§ Miss Joan Lestor
asked the Secretary of State for Social Services if he will compare the services provided under Section 2 of the Chronically Sick and Disabled Persons Act, per 1,000 of the population, by (a) Berkshire County Council, and (b) the City of Manchester.
§ Mr. Alfred Morris
The information in respect of 1976–77 is as follows:
than one wife; on what basis he is able to state that there are only a few of such persons claiming supplementary social security payments; how and in what way he has made a check on such persons to enable him to say that there are only a few.
§ Mr. Orme
Departmental inquiries were made recently in a number of different areas. I do not think it would be helpful to other hon. Members to name the areas involved but I can confirm the inquiries covered by the London borough of Newham. These inquiries revealed that very few instances were known to departmental officers of supplementary benefit being paid for a man in respect of two wives but precise figures are not available and could not be obtained without disproportionate cost. 413W No instances have come to my Department's attention of a man receiving benefit in respect of more than two wives. I am aware that there are no records of the number of men who may have entered Great Britain with more than one wife.
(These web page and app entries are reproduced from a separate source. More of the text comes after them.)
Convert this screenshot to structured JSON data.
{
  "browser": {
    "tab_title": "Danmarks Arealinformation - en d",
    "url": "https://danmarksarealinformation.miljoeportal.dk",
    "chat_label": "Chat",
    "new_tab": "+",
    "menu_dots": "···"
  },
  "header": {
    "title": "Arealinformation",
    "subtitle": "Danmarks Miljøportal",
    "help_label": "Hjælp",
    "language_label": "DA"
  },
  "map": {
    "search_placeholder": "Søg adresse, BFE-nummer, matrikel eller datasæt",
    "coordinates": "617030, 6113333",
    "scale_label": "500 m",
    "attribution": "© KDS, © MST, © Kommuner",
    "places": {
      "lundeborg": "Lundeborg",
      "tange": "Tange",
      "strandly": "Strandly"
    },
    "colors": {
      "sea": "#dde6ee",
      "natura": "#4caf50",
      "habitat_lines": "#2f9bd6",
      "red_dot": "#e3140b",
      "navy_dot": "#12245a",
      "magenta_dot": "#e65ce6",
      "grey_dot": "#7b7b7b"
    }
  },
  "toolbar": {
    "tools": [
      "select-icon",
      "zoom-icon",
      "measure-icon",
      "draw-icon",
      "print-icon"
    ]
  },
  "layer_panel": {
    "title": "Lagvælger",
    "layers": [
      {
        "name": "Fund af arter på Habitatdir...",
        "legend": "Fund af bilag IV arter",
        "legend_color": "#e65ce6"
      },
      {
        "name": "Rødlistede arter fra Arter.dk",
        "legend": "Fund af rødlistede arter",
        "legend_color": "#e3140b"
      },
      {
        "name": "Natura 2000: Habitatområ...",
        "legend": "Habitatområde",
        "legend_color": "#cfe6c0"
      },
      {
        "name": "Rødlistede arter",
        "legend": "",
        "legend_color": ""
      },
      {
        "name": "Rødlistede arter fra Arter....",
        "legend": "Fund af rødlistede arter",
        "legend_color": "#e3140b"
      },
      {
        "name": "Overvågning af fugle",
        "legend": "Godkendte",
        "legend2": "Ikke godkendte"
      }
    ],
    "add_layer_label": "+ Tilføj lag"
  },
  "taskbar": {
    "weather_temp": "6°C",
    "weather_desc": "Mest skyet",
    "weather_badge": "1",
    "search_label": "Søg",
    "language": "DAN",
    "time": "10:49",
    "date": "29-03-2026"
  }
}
§ Mr. Arthur Lewis
asked the Secretary of State for Social Services (1) whether he will take action, if need be by legislation, to ensure that no man is entitled to claim social security benefits for more than one wife or mistress;
(2) whether the rule concerning claiming and receiving supplementary benefits for more than one wife, applies to a man with one wife and a mistress; and where a religion entitles a man to four wives, if he would be entitled to claim benefits for the four;
(3) whether, in addition to claiming supplementary benefits for more than one wife, a man can also claim for the children from more than one wife;
(4) whether his ruling that any man can claim supplementary benefits for any number of wives provided they are living with him, applies to a man with mistresses of any given number.
§ Mr. Orme
If a man satisfies the normal conditions for receiving supplementary benefit he may make a claim for any dependants living in the same household irrespective of their marital status. The amount of benefit paid to the man is normally calculated on the basis of the total resources and requirements of all those living in the household but the Supplementary Benefits Commission takes account of the circumstances in individual households. It
ESTIMATED POPULATION OF NEW COMMONWEALTH AND PAKISTAN (NCWP) ETHNIC ORIGIN IN GREAT BRITAIN 1971 1976 Thousands (Per cent. who were of West Indian origin*) Thousands (Per cent. who were of West Indian origin*) All ages … … … 1,371 (40) 1,771 (34) 0–14 … … … … 558 (46) 684 — 15–24 … … … … 233 (29) 353 — 25–44 … … … … 439 (39) 509 — 45 and over … … … 141 (42) 224 — * Including Guyana and Belize. The figures include persons born in this country to parents of NCWP ethnic origin and persons of mixed descent (with only one parent of NCWP ethnic origin).